Removing the financial worries from Australians diagnosed with cancer is bound to be a popular move.
The Opposition’s A$2.3 billion cancer care plan – announced in Bill Shorten’s budget reply speech on Thursday night – aims to ensure cancer treatment costs for scans, specialists and drugs are bulk billed or subsidised under the Pharmaceutical Benefits Scheme (PBS). It would be a hard heart indeed that did not welcome such a move.
Maybe even better than avoiding the out-of-pocket costs of treatment is preventing future cases of cancer. Around one-third of all cancers are preventable by not smoking, staying at a healthy weight, eating healthy food, being physically active, minimising alcohol consumption, and avoiding excessive sun exposure.
But apart from a small commitment to tobacco control in the 2019 budget, neither the government or opposition has made even the vaguest commitment to, or investment in, cancer prevention.
So far we have heard virtually nothing from either party on efforts to tackle obesity, promote healthy eating, encourage more physical activity, reduce alcohol consumption, promote sun protection, or boost efforts to increase participation in cancer screening and vaccination programs.
The government currently spends around A$2 billion a year on “public health”, which includes monitoring, regulation, as well as prevention and vaccination. This amounts to less than 2% of the nation’s total health expenditure of A$170 billion.
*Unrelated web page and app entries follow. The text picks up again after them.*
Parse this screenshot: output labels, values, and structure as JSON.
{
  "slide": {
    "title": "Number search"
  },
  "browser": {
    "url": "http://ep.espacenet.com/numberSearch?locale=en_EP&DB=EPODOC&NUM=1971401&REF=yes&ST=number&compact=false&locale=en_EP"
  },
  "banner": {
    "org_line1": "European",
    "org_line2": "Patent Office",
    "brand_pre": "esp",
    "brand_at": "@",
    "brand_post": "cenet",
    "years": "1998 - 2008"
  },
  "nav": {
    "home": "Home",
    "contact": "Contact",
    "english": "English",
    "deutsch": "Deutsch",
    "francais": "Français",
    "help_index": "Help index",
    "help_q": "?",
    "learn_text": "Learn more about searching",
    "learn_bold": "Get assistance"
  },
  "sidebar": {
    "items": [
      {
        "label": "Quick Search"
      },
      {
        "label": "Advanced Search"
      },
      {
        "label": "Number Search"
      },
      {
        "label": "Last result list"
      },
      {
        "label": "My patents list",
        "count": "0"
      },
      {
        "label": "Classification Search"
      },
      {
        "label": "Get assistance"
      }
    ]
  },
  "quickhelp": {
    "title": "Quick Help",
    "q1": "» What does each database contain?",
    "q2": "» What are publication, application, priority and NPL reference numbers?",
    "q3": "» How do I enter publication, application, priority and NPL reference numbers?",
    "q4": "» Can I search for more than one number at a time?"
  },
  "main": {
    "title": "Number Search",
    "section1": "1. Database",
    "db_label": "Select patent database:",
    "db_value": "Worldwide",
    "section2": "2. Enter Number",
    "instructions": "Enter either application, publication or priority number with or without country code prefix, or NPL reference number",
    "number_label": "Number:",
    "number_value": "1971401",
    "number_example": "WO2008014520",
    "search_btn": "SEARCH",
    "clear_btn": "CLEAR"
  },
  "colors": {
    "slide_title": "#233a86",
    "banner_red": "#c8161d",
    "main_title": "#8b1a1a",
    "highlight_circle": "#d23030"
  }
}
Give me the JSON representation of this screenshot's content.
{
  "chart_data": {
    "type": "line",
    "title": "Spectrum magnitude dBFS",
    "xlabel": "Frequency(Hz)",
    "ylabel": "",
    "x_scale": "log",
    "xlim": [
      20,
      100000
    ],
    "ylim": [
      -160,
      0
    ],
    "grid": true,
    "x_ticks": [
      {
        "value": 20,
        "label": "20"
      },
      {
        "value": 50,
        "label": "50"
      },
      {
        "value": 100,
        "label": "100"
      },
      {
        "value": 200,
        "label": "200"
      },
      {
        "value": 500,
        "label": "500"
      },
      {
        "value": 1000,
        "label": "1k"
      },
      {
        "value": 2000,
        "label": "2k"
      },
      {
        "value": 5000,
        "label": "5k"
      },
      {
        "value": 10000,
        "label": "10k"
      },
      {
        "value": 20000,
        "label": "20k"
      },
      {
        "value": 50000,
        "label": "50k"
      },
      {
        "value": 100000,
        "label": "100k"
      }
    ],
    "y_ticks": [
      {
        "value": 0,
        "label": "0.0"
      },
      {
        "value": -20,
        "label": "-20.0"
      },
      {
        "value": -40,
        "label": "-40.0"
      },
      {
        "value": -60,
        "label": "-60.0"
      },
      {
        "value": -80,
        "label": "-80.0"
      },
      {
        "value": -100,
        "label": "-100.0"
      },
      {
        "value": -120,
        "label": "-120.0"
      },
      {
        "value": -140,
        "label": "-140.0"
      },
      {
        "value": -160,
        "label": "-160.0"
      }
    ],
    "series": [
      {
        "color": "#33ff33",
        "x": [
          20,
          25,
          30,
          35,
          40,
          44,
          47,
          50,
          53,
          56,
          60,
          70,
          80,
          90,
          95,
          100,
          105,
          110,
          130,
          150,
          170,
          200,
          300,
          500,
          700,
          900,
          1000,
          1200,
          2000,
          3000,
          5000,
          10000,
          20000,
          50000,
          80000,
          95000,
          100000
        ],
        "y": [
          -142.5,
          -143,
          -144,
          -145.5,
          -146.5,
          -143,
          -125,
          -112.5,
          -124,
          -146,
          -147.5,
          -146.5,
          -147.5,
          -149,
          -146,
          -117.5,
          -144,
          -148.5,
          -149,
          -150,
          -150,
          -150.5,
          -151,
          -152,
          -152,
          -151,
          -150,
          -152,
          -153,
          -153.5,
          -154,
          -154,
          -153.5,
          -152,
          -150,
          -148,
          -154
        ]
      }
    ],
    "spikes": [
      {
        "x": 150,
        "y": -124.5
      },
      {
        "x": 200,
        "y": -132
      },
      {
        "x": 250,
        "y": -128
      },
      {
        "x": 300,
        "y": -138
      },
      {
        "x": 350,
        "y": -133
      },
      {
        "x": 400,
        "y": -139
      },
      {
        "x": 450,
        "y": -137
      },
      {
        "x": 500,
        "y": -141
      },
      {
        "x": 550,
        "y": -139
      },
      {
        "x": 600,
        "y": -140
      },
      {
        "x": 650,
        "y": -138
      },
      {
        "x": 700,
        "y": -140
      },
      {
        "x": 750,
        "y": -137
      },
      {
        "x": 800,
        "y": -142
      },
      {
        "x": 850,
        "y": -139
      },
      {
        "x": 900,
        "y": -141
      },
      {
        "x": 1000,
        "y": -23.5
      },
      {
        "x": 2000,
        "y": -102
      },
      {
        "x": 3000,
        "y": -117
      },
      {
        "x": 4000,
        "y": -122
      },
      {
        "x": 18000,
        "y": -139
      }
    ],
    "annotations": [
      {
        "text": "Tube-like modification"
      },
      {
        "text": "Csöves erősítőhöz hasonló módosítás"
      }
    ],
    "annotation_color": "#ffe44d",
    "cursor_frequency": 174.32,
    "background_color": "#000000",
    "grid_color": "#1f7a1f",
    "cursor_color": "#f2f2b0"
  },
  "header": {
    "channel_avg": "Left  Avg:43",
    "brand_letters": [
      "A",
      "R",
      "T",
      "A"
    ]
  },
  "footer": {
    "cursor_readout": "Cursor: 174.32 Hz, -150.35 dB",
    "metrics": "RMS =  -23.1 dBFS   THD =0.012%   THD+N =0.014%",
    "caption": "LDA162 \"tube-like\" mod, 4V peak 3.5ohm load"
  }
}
That is about half of what we spend on patient transport.
A boost to 5% – or closer to A$8.5 billion – could make enormous strides in better prevention programs, driven by high-quality research.
Poor track record
When it comes to investment in disease prevention, the story is not strong for the Coalition.
The Rudd Labor government established the Australian National Preventive Health Agency (ANPHA) in 2009, with funding of around A$60 million a year. The agency ran national programs focusing on tobacco, alcohol, healthy eating and reducing alcohol consumption.
But the new Abbott government axed the agency in 2014, after drafting legislation to expunge it from the books.
From 2008 to 2014, the National Partnership Agreement on Preventive Health (NPAPH) funded programs in Australia tackling unhealthy eating, physical inactivity, drinking too much, and smoking, via a funding pool of A$872 million.
Programs such as Live Lighter and Foodcents, for example, provided evidenced-based and practical help for people to live healthy lives. Other programs improved the availability of nutritious foods, and ensured walking and cycling were safe and viable components of transport planning.
In 2012, the then Labor government committed to the continuation of the NPAPH to 2018, but it was axed by the Abbott government in the 2014 federal budget.
This took hundreds of millions of dollars otherwise committed to prevention efforts out of the federal budget calculations.
All of these discontinued efforts were likely to have had a major effect on reducing future generations of Australians from hearing those awful words: you have cancer.
Like any human endeavour that aims for big changes in systems and behaviours, stopping and starting the programs that lead these changes diminishes the prospect of success.
So why is it hard to get governments to invest in prevention?
Strong and influential industries consistently lobby governments to protect their commercial interests. That’s what happens in a market economy democracy. The alcohol, processed food and even tobacco industries continue to exercise an influential voice in the halls of power.
Unsurprisingly, industry aggressively opposes higher taxes on these products (“sin taxes”) and programs discouraging their use.
It is common to hear politicians tell stories of individuals, “real people” who benefit from a new treatment or access to new life-saving medical care or drugs. We all connect with these heart-warming stories and they illustrate the importance of the public funding investment.
Such stories are harder to tell in prevention. How do we find the 64-year-old enjoying his granddaughter’s first day at school, largely because he did not die of a smoking-related disease in his 50s because tobacco control efforts in his youth meant he did not take up smoking?
To tell of our success, we revert to dry and dusty but impressive statistics, with one estimate of 500,000 premature deaths prevented over the past 20 years.
Effective prevention policies, such as putting a minimum floor price on alcohol, work to reduce alcohol-related harm. But making it more difficult to reduce the price of alcohol is politically unpopular.
Reforms such as expanding smoke-free areas are taken for granted now, but were opposed when first introduced.
Finally, the benefits of prevention often take many years, even decades, to arrive. Political timeframes are often linked to election cycles of three or four years.
A long-term view is vital. Each dollar invested in skin cancer prevention, for example, returns about A$2.20 in cost saving in avoiding cost of treating the disease. But there are decades between reducing kids’ sun exposure and avoiding treatment when those kids reach their 50s and 60s.
As the election campaign unfolds, let’s hope both aspiring Australian governments continue to show a genuine interest in the health of Australians and commit to preventing disease. Is 5% of the health budget too much to ask for that?
Terry Slevin, Adjunct Professor, School of Psychology, Curtin University and College of Health and Medicine, Australian National University and Simone Pettigrew, Professor, School of Psychology, Curtin University